**Your goal**
Please count the lines in these records that contain "Crime" and give only that count.
=== Exercise inputs ===
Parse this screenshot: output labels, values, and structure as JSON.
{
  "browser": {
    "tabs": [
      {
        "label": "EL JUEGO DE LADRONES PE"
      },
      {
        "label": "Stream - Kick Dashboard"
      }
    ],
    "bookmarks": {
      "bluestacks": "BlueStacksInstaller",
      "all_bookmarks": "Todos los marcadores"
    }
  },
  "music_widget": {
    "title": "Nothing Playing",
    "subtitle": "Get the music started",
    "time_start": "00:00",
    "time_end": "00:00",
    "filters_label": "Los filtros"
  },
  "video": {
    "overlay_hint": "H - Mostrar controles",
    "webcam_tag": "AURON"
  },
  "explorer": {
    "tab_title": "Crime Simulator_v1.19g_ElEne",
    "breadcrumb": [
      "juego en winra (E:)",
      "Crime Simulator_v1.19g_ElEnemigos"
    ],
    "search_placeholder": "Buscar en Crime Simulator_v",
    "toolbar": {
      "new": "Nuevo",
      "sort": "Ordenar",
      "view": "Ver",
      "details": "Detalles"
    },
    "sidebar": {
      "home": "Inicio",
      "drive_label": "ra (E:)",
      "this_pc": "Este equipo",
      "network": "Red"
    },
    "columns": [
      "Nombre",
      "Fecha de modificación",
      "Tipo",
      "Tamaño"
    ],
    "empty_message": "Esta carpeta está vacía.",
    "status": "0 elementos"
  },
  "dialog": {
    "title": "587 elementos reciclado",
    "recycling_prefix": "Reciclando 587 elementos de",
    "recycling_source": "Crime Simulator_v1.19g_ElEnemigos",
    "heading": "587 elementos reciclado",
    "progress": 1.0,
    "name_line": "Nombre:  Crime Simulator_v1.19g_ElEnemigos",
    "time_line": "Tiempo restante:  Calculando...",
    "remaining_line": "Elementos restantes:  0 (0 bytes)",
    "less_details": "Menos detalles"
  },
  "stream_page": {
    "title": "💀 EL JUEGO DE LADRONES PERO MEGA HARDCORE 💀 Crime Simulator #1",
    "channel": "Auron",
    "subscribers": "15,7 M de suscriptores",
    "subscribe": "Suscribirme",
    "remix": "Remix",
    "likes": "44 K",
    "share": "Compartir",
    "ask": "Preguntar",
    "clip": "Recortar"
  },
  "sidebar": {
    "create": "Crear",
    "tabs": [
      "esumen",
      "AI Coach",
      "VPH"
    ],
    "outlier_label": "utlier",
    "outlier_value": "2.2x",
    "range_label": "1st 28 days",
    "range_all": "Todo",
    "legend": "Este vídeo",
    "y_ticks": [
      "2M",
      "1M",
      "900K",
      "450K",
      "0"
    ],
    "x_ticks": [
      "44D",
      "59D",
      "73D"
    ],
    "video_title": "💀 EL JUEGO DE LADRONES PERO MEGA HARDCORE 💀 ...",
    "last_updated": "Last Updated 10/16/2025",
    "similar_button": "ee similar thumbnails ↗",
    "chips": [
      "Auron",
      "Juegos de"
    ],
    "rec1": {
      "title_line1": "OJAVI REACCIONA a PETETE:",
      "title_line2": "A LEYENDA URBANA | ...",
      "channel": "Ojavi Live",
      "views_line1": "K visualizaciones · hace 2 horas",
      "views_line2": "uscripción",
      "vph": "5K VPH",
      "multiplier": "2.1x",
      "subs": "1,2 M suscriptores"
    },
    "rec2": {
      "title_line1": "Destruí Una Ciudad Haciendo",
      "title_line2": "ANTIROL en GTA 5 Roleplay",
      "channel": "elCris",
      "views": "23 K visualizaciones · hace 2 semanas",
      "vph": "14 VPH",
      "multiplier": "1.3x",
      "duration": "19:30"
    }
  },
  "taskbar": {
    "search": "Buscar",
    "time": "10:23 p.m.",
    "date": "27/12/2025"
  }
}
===
**Solved exercise**
6